__Problem__.
List each line of the data in which the string "SANAT" appears.

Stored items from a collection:

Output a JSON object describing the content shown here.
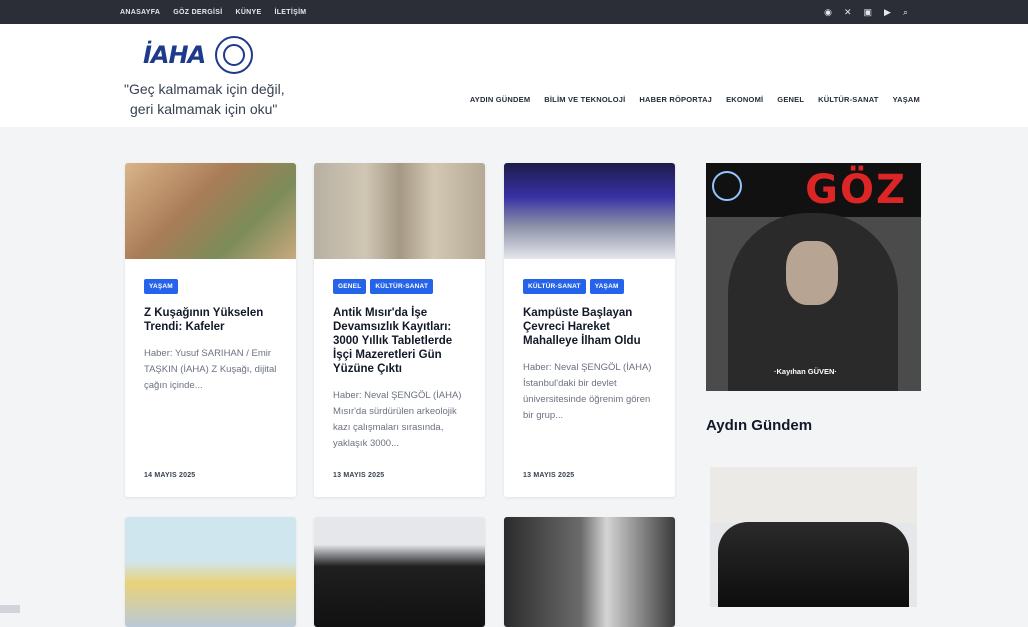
{
  "topnav": [
    "ANASAYFA",
    "GÖZ DERGİSİ",
    "KÜNYE",
    "İLETİŞİM"
  ],
  "topicons": [
    "instagram-icon",
    "x-icon",
    "photo-icon",
    "youtube-icon",
    "search-icon"
  ],
  "logo": {
    "text": "İAHA"
  },
  "tagline": [
    "\"Geç kalmamak için değil,",
    "geri kalmamak için oku\""
  ],
  "mainnav": [
    "AYDIN GÜNDEM",
    "BİLİM VE TEKNOLOJİ",
    "HABER RÖPORTAJ",
    "EKONOMİ",
    "GENEL",
    "KÜLTÜR-SANAT",
    "YAŞAM"
  ],
  "colors": {
    "accent": "#2563eb",
    "topbar": "#2b2e36",
    "brand_red": "#dc2626",
    "brand_blue": "#1e3a8a"
  },
  "cards": [
    {
      "tags": [
        "YAŞAM"
      ],
      "title": "Z Kuşağının Yükselen Trendi: Kafeler",
      "excerpt": "Haber: Yusuf SARIHAN / Emir TAŞKIN (İAHA) Z Kuşağı, dijital çağın içinde...",
      "date": "14 MAYIS 2025"
    },
    {
      "tags": [
        "GENEL",
        "KÜLTÜR-SANAT"
      ],
      "title": "Antik Mısır'da İşe Devamsızlık Kayıtları: 3000 Yıllık Tabletlerde İşçi Mazeretleri Gün Yüzüne Çıktı",
      "excerpt": "Haber: Neval ŞENGÖL (İAHA) Mısır'da sürdürülen arkeolojik kazı çalışmaları sırasında, yaklaşık 3000...",
      "date": "13 MAYIS 2025"
    },
    {
      "tags": [
        "KÜLTÜR-SANAT",
        "YAŞAM"
      ],
      "title": "Kampüste Başlayan Çevreci Hareket Mahalleye İlham Oldu",
      "excerpt": "Haber: Neval ŞENGÖL (İAHA) İstanbul'daki bir devlet üniversitesinde öğrenim gören bir grup...",
      "date": "13 MAYIS 2025"
    }
  ],
  "sidebar": {
    "banner_title": "GÖZ",
    "banner_person": "·Kayıhan GÜVEN·",
    "section_title": "Aydın Gündem"
  }
}
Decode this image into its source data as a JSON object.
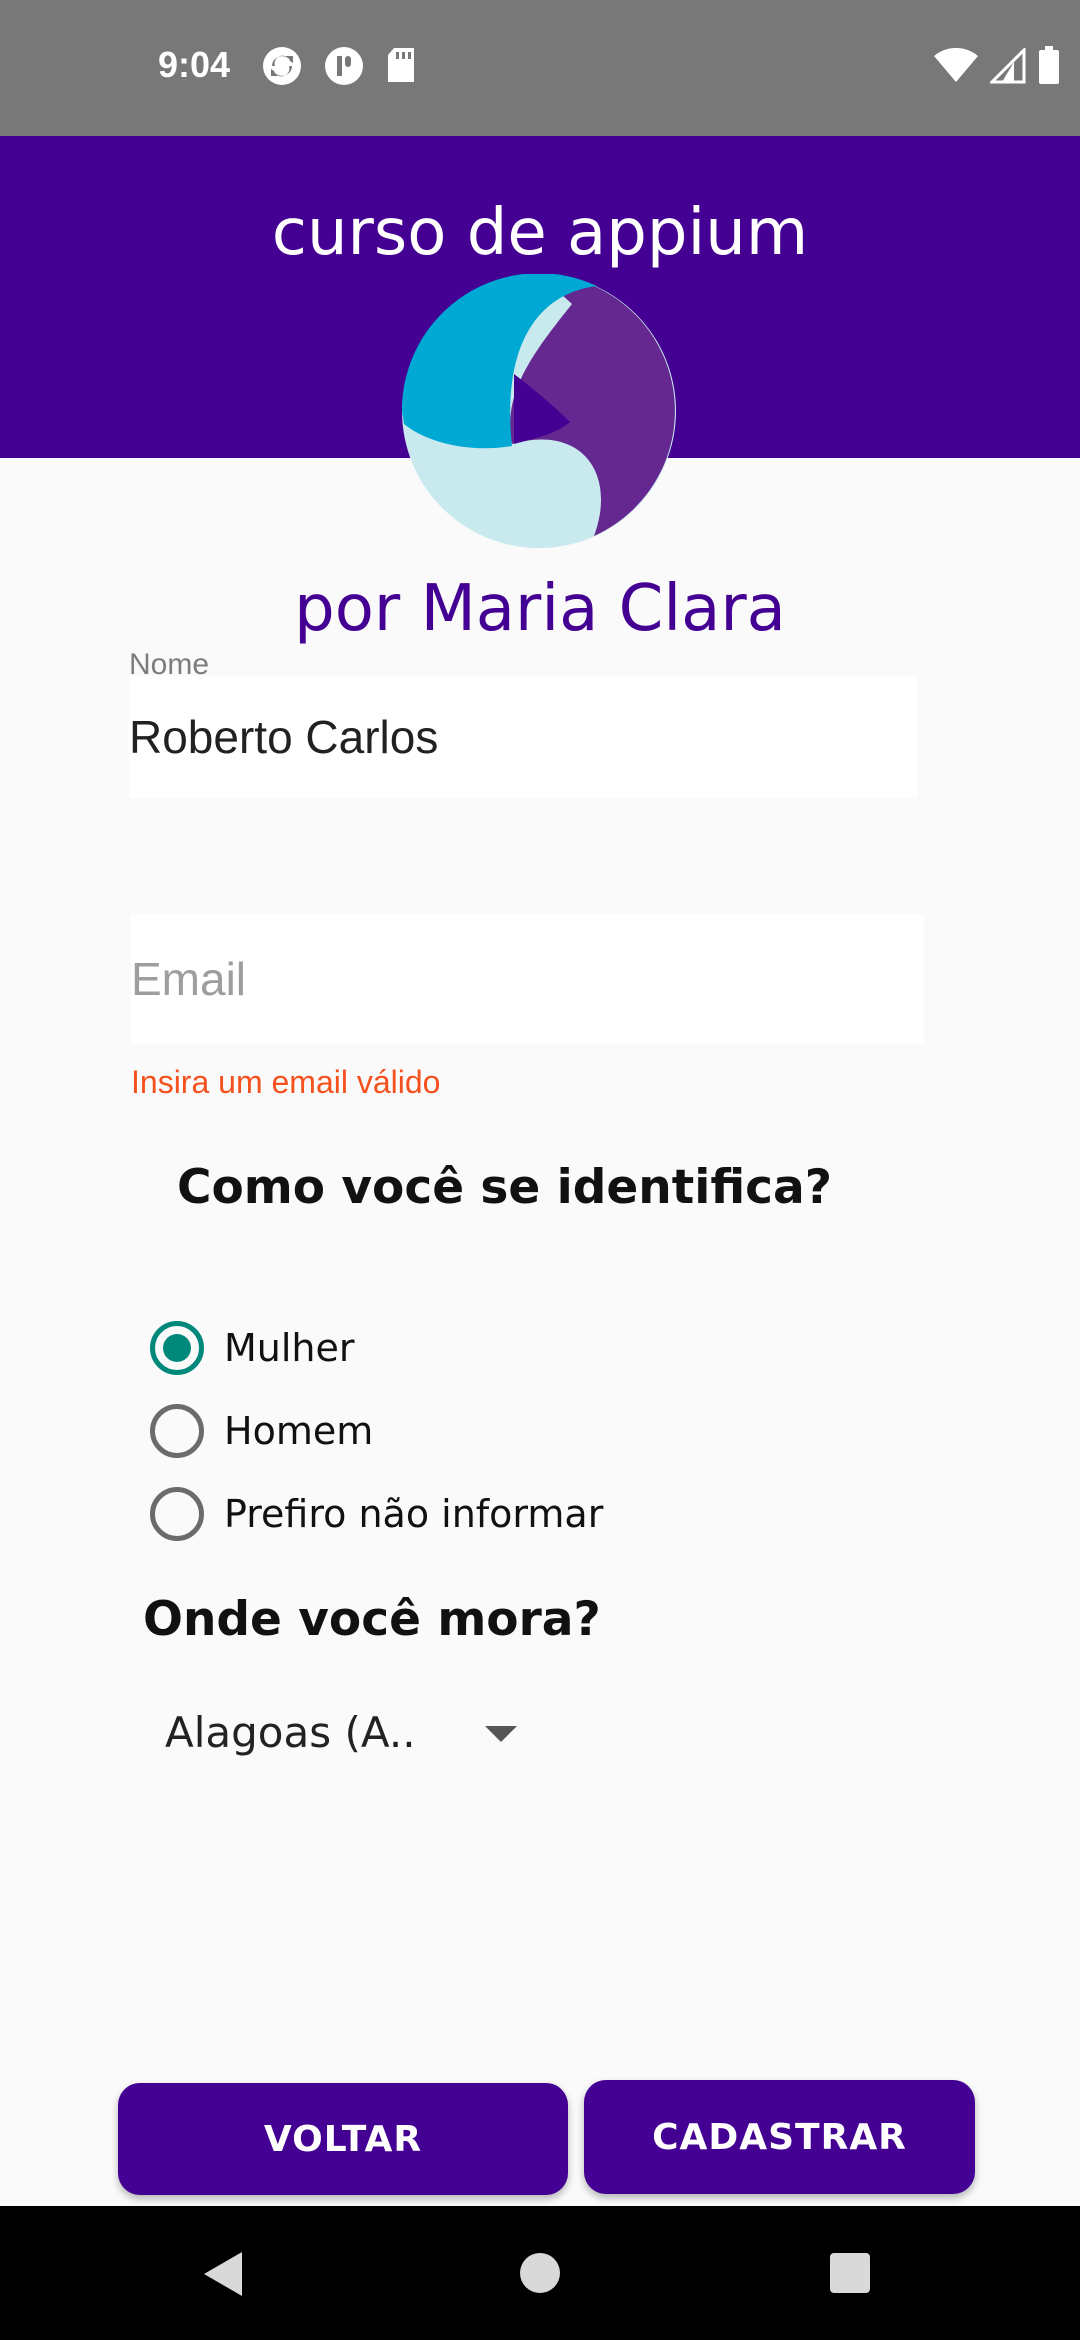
{
  "status_bar": {
    "time": "9:04",
    "icons_left": [
      "sync-icon",
      "app-notification-icon",
      "sd-card-icon"
    ],
    "icons_right": [
      "wifi-icon",
      "signal-icon",
      "battery-icon"
    ]
  },
  "header": {
    "title": "curso de appium",
    "logo": "appium-logo",
    "subtitle": "por Maria Clara"
  },
  "form": {
    "name": {
      "label": "Nome",
      "value": "Roberto Carlos"
    },
    "email": {
      "placeholder": "Email",
      "value": "",
      "error": "Insira um email válido"
    },
    "gender": {
      "question": "Como você se identifica?",
      "options": [
        {
          "label": "Mulher",
          "checked": true
        },
        {
          "label": "Homem",
          "checked": false
        },
        {
          "label": "Prefiro não informar",
          "checked": false
        }
      ]
    },
    "location": {
      "question": "Onde você mora?",
      "selected": "Alagoas (A.."
    }
  },
  "buttons": {
    "back": "VOLTAR",
    "submit": "CADASTRAR"
  },
  "colors": {
    "primary": "#440093",
    "accent": "#00897b",
    "error": "#f4511e",
    "logo_blue": "#00a8d4",
    "logo_purple": "#642890",
    "logo_light": "#c8e9ee"
  }
}
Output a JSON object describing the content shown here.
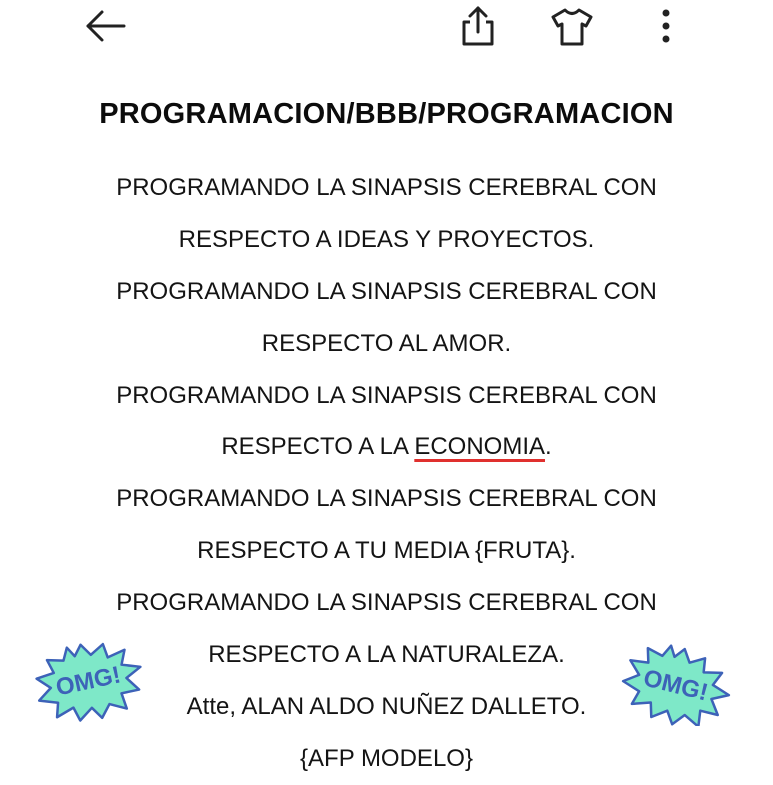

__Worked solution__.
    "KÜLTÜR-SANAT",
        "KÜLTÜR-SANAT"
        "KÜLTÜR-SANAT",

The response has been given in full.